Task requirements: Go through the records and copy each line where the word "Drugs" occurs.

[Records for the exercise Boundary: Start]

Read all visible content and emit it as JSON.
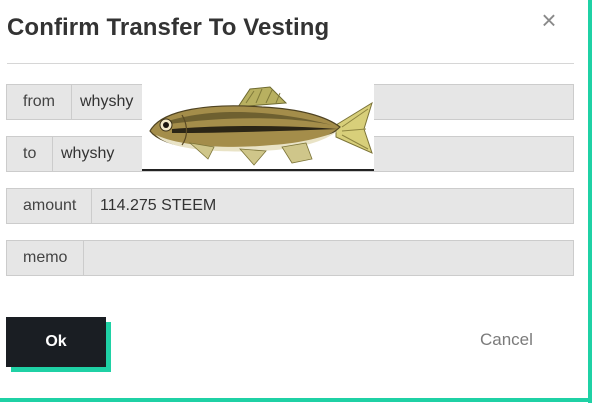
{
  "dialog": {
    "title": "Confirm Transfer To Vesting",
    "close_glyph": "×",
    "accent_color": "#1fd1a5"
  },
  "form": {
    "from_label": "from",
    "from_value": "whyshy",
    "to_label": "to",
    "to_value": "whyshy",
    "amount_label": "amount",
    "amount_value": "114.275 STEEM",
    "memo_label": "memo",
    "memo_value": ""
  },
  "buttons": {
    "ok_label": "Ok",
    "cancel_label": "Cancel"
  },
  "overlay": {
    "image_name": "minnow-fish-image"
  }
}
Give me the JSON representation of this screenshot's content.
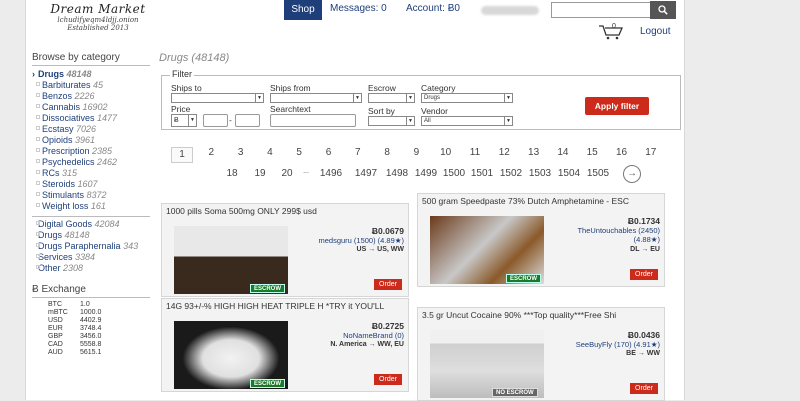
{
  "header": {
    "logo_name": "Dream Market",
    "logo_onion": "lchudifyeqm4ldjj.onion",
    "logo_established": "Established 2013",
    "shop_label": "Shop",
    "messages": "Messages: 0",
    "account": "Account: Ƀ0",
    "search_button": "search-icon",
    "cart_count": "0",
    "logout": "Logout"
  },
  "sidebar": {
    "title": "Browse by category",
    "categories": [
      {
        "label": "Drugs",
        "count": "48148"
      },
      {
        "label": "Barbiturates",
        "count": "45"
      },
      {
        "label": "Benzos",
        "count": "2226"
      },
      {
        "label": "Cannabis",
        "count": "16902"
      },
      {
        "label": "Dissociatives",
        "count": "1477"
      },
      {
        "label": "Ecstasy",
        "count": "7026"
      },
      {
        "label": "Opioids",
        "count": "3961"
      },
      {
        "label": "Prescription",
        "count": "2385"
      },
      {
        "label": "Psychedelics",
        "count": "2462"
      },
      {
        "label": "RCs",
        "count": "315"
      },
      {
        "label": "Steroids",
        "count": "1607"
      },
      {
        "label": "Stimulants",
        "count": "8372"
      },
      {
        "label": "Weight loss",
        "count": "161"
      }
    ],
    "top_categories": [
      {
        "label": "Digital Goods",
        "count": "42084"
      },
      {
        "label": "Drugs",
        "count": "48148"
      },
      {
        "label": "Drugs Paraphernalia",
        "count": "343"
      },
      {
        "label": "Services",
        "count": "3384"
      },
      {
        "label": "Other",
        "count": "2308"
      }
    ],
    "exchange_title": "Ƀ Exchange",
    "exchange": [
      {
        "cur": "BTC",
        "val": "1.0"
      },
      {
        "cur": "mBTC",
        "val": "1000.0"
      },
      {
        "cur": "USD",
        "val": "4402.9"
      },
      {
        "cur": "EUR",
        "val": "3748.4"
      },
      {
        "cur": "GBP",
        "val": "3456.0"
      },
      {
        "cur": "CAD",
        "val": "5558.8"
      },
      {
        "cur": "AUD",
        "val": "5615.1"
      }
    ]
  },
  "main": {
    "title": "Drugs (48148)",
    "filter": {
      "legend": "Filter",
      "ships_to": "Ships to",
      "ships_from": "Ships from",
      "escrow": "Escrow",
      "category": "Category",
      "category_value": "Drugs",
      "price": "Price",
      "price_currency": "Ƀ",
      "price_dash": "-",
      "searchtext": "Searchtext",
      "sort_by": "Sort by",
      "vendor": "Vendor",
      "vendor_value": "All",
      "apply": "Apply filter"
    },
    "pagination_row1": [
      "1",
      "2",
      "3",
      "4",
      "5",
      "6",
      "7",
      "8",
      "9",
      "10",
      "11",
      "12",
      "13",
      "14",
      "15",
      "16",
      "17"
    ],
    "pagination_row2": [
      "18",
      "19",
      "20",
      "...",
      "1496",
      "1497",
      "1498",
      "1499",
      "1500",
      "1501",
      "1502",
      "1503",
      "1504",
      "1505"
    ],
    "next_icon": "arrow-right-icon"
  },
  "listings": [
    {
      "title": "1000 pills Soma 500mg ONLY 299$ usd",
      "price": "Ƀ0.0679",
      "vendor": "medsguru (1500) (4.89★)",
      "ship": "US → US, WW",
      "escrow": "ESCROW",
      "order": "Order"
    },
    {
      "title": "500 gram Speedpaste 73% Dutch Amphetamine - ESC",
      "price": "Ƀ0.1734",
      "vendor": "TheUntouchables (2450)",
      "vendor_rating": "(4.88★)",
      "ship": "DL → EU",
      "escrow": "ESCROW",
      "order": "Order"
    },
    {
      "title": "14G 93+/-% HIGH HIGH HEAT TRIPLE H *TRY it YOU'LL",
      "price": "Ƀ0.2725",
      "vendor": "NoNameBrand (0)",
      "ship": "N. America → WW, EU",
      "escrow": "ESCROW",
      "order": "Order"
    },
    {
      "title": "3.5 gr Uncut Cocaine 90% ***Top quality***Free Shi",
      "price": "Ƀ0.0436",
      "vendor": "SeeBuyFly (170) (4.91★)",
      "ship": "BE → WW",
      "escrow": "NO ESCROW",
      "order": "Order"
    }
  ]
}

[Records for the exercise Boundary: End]

Reply:
        "label": "Drugs",
        "label": "Drugs",
        "label": "Drugs Paraphernalia",
    "title": "Drugs (48148)",
      "category_value": "Drugs",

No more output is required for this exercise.